[Dataset items]
------------------------------------------------------------------------

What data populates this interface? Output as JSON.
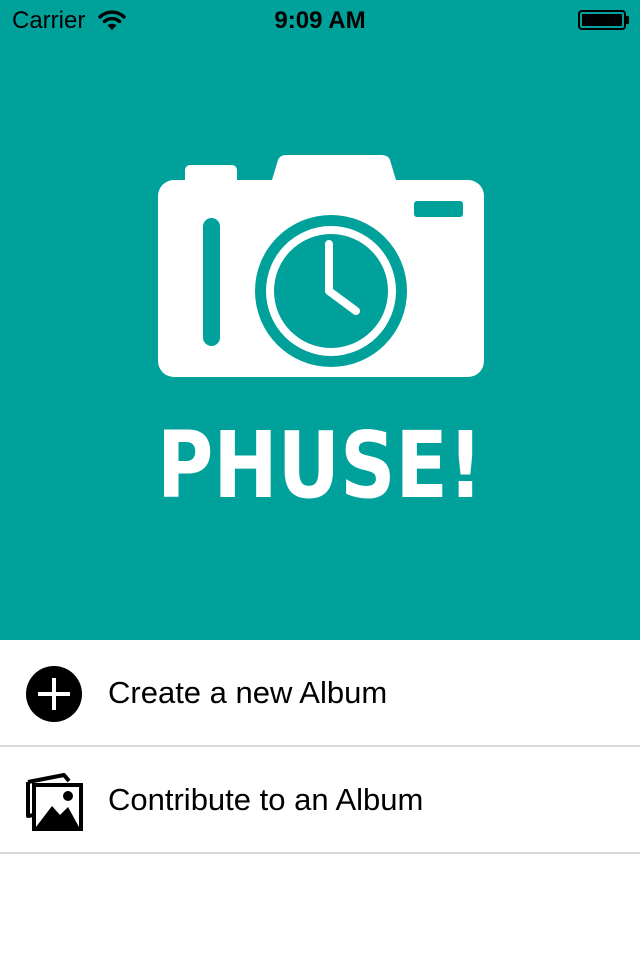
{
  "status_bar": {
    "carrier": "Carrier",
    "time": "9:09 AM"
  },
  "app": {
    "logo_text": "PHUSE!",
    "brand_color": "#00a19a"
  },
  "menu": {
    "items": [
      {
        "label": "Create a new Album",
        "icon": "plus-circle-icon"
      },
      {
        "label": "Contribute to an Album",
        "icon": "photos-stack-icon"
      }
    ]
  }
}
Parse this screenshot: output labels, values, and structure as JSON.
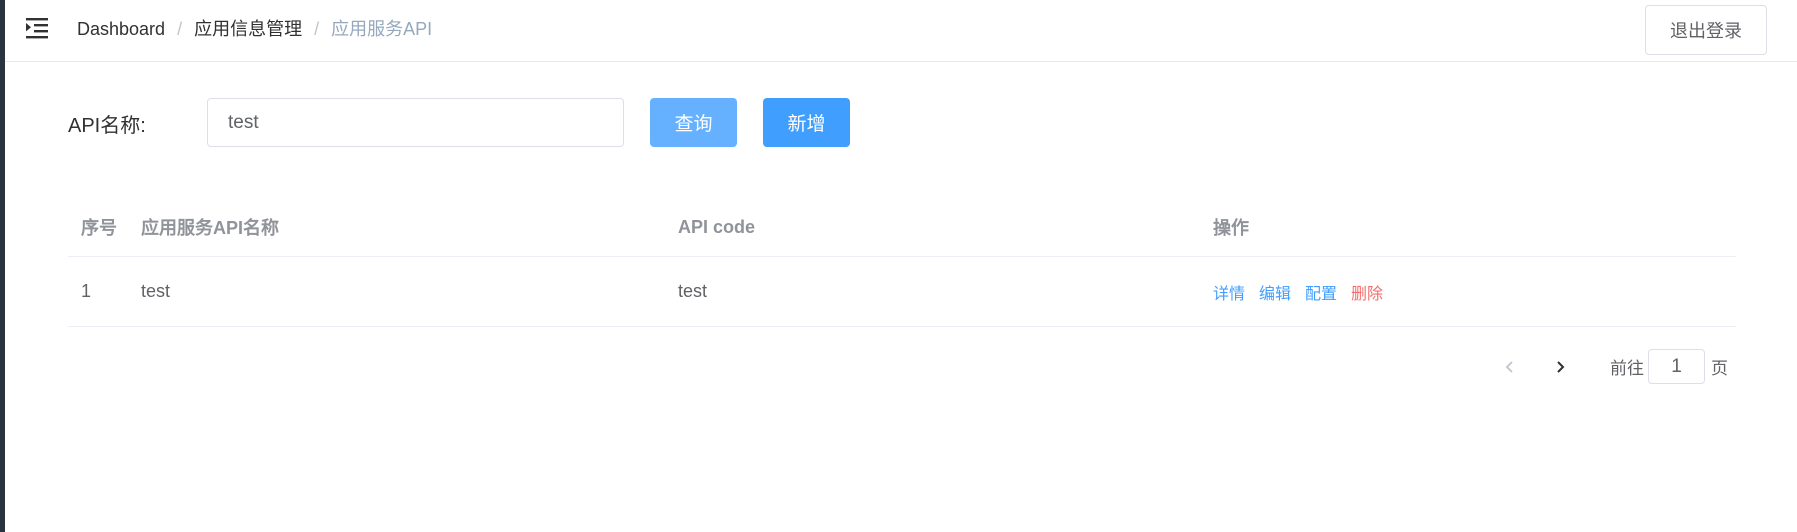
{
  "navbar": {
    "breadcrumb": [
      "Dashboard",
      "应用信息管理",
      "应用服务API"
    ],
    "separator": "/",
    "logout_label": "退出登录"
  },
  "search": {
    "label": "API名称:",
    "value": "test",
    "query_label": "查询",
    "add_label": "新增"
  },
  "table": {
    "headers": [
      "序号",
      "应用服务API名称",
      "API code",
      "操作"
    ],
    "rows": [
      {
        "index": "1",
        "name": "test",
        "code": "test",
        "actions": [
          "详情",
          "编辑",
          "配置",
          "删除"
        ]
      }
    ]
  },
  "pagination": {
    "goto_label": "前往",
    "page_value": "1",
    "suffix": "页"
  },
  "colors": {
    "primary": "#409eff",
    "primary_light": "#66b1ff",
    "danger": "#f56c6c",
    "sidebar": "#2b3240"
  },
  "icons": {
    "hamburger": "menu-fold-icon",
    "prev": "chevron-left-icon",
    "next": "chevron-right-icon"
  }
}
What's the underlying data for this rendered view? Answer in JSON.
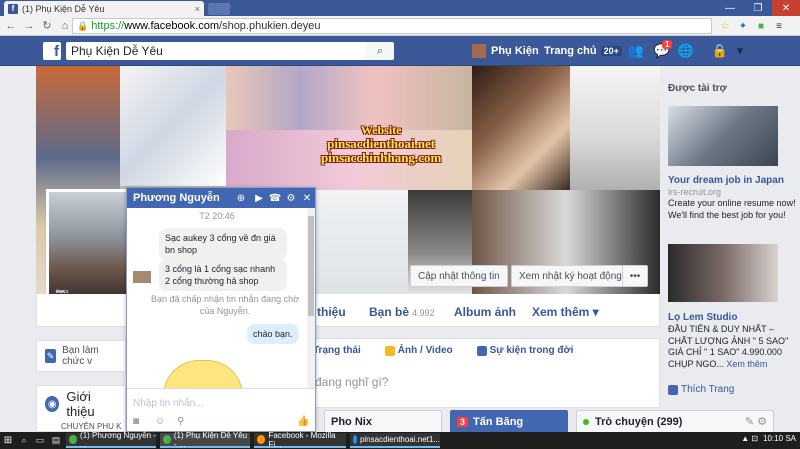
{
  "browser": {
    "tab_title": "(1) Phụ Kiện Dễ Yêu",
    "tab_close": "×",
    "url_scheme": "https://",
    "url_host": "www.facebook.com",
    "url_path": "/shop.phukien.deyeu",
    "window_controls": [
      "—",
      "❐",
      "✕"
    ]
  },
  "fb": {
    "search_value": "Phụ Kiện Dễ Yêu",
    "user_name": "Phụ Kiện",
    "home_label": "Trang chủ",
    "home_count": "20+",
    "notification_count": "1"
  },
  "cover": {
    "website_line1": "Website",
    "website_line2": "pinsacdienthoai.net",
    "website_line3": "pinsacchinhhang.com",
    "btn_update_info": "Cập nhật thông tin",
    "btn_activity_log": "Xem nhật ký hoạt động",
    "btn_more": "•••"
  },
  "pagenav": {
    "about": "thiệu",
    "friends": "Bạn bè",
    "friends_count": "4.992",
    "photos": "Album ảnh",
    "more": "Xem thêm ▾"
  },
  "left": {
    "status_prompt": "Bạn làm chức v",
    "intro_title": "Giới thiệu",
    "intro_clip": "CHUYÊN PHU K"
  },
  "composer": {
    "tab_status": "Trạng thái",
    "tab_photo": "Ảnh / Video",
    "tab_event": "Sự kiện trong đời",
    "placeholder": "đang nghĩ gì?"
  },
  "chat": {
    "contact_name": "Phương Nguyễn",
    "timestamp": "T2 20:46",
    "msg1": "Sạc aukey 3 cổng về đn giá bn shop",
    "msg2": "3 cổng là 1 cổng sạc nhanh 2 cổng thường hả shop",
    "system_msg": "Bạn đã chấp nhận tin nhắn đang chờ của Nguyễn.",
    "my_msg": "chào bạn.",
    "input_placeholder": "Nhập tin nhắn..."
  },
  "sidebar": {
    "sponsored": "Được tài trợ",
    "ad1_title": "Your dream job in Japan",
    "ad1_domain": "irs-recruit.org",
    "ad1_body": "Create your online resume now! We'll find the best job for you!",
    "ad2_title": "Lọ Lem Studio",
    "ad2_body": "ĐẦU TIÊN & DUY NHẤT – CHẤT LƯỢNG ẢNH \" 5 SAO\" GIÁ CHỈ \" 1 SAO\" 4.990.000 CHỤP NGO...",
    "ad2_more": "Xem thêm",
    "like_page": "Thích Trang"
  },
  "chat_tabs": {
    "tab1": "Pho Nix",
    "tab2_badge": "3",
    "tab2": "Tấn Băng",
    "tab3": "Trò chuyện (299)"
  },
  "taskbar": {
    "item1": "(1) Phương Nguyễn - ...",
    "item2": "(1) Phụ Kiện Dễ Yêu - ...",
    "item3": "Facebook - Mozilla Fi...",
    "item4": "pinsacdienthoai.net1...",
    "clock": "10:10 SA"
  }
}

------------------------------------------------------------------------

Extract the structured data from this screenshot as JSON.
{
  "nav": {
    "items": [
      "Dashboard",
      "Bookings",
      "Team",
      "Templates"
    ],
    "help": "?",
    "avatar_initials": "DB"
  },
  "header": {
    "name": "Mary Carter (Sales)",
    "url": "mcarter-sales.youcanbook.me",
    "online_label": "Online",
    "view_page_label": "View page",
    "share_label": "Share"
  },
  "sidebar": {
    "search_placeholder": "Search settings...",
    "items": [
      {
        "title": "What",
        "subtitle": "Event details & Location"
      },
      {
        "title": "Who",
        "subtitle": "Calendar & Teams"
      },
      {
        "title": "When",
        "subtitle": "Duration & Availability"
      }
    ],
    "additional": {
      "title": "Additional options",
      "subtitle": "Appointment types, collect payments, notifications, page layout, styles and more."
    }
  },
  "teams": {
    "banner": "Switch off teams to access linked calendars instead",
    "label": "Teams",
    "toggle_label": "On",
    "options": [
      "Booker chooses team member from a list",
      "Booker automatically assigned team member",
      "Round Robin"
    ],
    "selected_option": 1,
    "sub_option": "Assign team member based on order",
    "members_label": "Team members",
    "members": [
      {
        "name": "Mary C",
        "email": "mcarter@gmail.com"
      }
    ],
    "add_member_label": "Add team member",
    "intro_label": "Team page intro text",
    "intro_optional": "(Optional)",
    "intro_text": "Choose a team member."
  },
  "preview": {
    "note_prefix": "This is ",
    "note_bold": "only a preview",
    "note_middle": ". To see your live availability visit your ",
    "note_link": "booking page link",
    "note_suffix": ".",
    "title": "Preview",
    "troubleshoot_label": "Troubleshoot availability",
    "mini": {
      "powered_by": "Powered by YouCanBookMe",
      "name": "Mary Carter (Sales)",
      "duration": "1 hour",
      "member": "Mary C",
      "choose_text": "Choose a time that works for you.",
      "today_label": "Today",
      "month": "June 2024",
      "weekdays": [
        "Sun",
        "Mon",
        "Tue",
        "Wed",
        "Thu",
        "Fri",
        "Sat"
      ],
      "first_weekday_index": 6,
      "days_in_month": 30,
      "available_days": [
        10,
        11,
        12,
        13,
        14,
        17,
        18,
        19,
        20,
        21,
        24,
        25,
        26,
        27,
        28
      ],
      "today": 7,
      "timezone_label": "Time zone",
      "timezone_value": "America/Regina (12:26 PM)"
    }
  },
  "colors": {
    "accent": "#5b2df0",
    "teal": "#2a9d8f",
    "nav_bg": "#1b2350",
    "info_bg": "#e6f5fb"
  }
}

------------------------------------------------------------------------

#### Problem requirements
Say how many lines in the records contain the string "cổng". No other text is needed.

#### Result of this task
2